Google hooks up with group formerly known as ISIS to battle Apple Pay
Softcard deal sees Google Wallet installed on major carriers' mobes
Google has inked a major deal with mobile payment alliance Softcard that will see its Google Wallet payments system pre-installed on phones sold by American carriers AT&T, T-Mobile, and Verizon.
The carriers will begin shipping the Google Wallet app later this year on mobes running Android 4.4 "KitKat" or higher, according to a Monday blog post by Ariel Bardin, the Mountain View Chocolate Factory's VP of payments.
The devices will include full support for Google Wallet's near field communication (NFC)-based pay-by-bonk feature, Bardin said.
Previously, the carriers had blocked Google's payment tech from running on their devices, leaving Sprint the only one of the US "Big Four" to support it.
AT&T, T-Mobile, and Verizon, meanwhile, teamed up to create a competing mobile payments tech in an alliance that was initially known as ISIS but was later renamed as Softcard (reportedly to avoid unfortunate associations with Islamic militants).
Softcard was never very popular with consumers, though, and with Cupertino making major headway with its upstart Apply Pay system, the carriers have apparently had a change of heart about allowing Google into their networks.
Earlier this year, the online ad-slinger was thought to be considering buying Softcard outright. That doesn't seem to have happened, but Bardim said Google is "also acquiring some exciting technology and intellectual property from Softcard to make Google Wallet better."
There was no word on whether any Softcard employees will be joining Google as part of the deal.

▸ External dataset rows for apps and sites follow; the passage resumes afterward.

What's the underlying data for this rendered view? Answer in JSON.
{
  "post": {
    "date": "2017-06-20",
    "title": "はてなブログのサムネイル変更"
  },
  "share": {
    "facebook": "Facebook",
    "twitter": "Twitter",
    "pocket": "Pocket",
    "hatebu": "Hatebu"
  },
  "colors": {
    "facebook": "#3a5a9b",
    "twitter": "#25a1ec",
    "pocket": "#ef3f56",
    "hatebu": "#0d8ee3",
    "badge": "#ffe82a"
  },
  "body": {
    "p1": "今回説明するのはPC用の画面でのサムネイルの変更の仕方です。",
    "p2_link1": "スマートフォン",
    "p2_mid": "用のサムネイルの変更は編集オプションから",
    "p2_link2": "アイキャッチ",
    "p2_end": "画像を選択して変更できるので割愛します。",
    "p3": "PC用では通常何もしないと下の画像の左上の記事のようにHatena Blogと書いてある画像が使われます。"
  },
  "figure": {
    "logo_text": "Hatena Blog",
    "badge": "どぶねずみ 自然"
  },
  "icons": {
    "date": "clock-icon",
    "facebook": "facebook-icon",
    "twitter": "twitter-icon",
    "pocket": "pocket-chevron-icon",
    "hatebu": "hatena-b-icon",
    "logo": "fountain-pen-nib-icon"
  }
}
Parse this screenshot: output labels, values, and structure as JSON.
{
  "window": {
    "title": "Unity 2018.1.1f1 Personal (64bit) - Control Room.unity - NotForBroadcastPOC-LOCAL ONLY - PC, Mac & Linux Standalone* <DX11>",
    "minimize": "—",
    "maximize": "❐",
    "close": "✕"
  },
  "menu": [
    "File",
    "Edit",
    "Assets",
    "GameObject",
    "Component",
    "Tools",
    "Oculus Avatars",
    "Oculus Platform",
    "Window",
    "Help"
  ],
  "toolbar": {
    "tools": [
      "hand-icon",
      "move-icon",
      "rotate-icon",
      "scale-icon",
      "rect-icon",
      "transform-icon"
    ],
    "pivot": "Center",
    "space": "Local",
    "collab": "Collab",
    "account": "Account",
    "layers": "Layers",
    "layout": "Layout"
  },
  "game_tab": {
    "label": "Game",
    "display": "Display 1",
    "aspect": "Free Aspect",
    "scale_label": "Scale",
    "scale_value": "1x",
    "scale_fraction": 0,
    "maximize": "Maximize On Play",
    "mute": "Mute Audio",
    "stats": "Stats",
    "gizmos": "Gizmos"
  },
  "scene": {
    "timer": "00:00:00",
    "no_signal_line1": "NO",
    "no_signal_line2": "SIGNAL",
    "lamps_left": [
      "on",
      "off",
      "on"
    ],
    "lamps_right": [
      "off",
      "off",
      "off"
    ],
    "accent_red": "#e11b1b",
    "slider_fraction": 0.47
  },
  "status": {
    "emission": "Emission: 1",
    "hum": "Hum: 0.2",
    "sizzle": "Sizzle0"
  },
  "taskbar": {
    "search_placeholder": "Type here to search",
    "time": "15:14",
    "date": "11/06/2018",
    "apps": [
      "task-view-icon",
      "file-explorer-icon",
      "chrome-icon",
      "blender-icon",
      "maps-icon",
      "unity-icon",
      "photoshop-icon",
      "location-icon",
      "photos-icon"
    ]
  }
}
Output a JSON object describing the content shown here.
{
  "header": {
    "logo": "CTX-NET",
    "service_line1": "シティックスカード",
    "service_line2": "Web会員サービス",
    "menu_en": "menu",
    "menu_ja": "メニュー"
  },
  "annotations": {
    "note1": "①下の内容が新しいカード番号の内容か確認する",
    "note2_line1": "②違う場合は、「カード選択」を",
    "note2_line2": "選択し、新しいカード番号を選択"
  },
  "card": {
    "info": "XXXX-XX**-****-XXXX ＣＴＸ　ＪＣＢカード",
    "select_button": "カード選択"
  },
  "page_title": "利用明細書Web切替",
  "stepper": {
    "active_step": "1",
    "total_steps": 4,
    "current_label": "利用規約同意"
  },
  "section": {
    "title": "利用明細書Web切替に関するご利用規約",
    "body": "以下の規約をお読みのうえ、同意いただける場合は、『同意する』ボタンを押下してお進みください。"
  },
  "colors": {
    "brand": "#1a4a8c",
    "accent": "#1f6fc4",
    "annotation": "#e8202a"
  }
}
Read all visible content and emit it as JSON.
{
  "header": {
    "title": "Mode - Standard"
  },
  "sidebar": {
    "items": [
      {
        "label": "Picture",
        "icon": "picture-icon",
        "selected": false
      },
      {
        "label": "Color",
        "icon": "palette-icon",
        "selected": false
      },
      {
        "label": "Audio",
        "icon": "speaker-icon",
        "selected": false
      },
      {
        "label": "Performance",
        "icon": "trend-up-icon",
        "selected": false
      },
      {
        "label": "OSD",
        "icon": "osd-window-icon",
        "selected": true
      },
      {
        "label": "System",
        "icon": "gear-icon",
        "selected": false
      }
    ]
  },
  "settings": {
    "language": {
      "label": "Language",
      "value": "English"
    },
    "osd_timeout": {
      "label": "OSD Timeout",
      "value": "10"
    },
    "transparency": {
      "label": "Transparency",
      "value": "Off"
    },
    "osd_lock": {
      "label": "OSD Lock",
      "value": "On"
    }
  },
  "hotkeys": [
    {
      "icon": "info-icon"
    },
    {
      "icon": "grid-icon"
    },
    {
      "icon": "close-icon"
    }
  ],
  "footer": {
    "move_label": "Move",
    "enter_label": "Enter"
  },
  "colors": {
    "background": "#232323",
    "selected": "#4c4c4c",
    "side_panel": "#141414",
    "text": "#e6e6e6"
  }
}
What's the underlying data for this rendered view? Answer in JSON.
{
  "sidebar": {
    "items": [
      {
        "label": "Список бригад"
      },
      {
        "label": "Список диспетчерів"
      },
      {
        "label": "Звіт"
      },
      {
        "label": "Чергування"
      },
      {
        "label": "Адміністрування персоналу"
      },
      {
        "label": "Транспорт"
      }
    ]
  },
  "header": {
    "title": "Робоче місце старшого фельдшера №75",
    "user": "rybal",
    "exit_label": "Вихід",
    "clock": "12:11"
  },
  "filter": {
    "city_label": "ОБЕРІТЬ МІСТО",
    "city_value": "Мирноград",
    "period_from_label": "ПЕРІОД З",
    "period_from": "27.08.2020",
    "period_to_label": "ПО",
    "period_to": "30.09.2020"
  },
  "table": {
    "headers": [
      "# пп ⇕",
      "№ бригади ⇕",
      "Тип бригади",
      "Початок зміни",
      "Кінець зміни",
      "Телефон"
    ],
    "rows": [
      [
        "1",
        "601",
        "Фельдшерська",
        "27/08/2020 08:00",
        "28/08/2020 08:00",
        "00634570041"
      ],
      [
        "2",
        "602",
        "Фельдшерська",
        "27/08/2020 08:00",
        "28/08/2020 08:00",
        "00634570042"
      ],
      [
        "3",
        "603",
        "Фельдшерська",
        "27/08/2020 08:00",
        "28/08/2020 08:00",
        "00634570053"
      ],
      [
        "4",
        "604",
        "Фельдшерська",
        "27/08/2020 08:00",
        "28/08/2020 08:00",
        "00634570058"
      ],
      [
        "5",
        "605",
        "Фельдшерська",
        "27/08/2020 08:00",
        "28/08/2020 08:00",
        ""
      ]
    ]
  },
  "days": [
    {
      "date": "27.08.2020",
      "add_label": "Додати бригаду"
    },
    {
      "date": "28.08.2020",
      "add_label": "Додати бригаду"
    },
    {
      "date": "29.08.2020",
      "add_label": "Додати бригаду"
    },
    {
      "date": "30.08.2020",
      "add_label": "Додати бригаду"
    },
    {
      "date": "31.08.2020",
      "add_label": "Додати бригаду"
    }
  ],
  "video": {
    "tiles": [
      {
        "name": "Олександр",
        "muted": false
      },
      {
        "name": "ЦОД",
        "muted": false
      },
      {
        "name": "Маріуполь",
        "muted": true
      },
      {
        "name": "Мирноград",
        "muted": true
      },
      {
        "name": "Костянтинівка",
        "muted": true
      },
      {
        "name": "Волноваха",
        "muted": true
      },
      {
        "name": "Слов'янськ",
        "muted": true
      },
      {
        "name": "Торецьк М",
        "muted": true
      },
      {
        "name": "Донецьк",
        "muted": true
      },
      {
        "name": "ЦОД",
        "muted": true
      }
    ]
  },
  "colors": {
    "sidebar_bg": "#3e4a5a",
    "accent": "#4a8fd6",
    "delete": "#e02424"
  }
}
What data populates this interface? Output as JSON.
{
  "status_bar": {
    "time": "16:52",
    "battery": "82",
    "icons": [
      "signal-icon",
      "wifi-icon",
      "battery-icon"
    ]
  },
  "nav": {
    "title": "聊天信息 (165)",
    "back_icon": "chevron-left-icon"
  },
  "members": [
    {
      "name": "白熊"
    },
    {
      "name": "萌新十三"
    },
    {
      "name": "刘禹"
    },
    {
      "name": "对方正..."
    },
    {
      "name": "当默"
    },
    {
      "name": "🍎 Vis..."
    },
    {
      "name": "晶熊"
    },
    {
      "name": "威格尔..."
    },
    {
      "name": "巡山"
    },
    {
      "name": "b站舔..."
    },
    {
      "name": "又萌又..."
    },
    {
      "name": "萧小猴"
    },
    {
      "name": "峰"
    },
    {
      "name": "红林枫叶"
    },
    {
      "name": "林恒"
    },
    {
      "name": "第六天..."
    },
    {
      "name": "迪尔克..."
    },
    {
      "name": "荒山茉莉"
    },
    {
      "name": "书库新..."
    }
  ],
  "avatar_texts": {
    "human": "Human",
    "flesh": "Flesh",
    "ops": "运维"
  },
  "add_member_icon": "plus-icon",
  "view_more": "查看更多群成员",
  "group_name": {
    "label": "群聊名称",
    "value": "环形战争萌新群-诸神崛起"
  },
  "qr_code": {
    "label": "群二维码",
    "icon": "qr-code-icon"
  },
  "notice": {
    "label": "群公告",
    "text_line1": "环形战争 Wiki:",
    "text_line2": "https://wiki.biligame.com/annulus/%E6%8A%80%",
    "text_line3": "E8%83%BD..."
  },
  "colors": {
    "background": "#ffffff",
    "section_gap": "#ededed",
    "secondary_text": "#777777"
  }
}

Also not clear is what this means for Softcard and those few customers who actually use it. "For now, Softcard customers can continue to tap and pay with the app," the firm said in a separate blog post. "We will share more information with customers and partners in the coming weeks."
The deal brings the mobile payments market closer to becoming a two-horse race between Apple and Google, but there's no foregone conclusion yet. Plenty of other outfits – including the credit card companies and major players in the retail sector – would also like a piece of the action.
On potential major competitor is Samsung. Although Google's tech enjoys a major footprint on Android mobes, Sammy still produces more Android devices than any other company – and it just bought mobile payments firm LoopPay last week. ®